Luke Combs apologized Wednesday after he accidentally sued one of his fans in federal court and won a $250,000 judgment against her, saying she had been caught up in a lawsuit aimed at “illegal businesses” and that she was “never supposed to be involved.”
The apology came a day after news broke that lawyers representing the country star had sued a woman named Nicol Harness for selling Combs-themed mugs on Amazon. Harness, who suffers from congestive heart failure, sold only 18 tumblers for a total of $380 but was ordered to pay a whopping $250,000 in damages for infringing Combs’ intellectual property — all before she ever realized she had been sued.
In an Instagram post on Wednesday, Combs said he had just learned about the situation and that it “makes me absolutely sick to my stomach.” He said he had already contacted Harness directly and apologized for the incident.
“I spent the last two hours trying to make this right and figure out what’s going on, because I was completely and utterly unaware of this,” Combs said in the video. “We do have a company that goes after folks only, supposedly large corporations operating internationally that make millions and millions of dollars making counterfeit tee shirts, things of that nature, running illegal businesses. Apparently, this woman, Nicol, has somehow gotten wrapped into that.”
The lawsuit against Harness, filed in June in Illinois federal court, accused more than 200 online entities of selling unauthorized Combs merchandise on the internet. It included screenshots of unauthorized t-shirts sold on Amazon that directly copied real apparel the country star sold on his own site.
“This action has been filed … to combat online counterfeiters who trade upon the reputation and goodwill of the American artist Luke Combs,” his lawyers wrote. “The aggregated effect of the mass counterfeiting that is taking place has overwhelmed the plaintiff and his ability to police his rights against the hundreds of anonymous defendants which are selling illegal counterfeits at prices.”

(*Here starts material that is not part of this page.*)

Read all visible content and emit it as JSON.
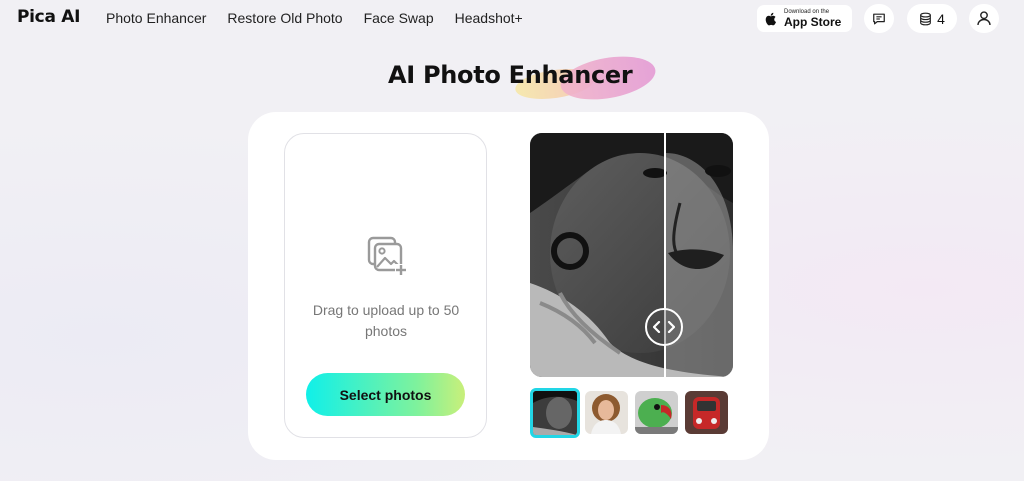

The case highlights a common legal tactic used by big brands like Nike and Ray-Ban to fight fake products on the internet. Filed against huge lists of URLs, such actions enable brands to shut down pirate sellers en masse, win court orders to freeze their assets, and continue to kill new listings if they pop up. They usually result in large “default judgments” against many defendants who never even saw the lawsuit, ordering them to pay large sums in damages.
Though they’re more often employed by retail brands, artists and bands have increasingly turned to such lawsuits to combat counterfeit merch. Nirvana sued nearly 200 sites for selling fake gear in early 2022; a few months later, the late rapper XXXTentacion’s company filed a similar case; in January, Harry Styles filed one.
Such lawsuits are effective at combating a difficult problem, but they’re also increasingly controversial. In a study released last month, professor Eric Goldman of Santa Clara University’s School of Law called the mass-defendant counterfeiting cases “abusive,” saying they allow rightsholders to bypass “basic procedural safeguards” like making sure each defendant is properly served with notice of the lawsuit.
Harness says that’s what happened to her. As reported by Tampa’s local NBC outlet WFLA, she says she had no idea she had been sued until she returned from a hospital visit and saw her Amazon account had been frozen. Harness says she later found an email from Combs’ lawyers, sent to an address she rarely uses and stuck in her spam folder, notifying her of the lawsuit. By the time she was fully up to speed, she says the case had been closed and a judge had granted a default judgment ordering her to pay Combs $250,000.
Though the lawsuit was filed directly in his name, Combs’ Instagram post on Wednesday suggests that it was handled entirely by outside attorneys or other entities empowered to enforce his rights. The attorney who filed the case, Keith A. Vogt, did not immediately return a request for comment.
Combs’ manager Chris Kappy declined to comment on how the case came to be filed, but confirmed that Combs had absolved Harness of any legal debt. And in his Instagram post on Wednesday, Combs said he was committed to making things right.
Since a total of $5,500 was still frozen in her Amazon account, he said he was “going to double that, send her $11,000 today, just so she doesn’t have anything to worry about.” Combs also said that he was going to make his own tumblers to sell in his official online merchandise store and that money from sales of those tumblers will also go to Harness to help with her medical bills.
“This is not something I would ever do,” Combs said. “This is not the kind of person I am, greedy in any way, shape or form. Money is the last thing on my mind, I promise you guys that. I invited Nicol and her family out to a show this year so I can give her a hug and say sorry in person.”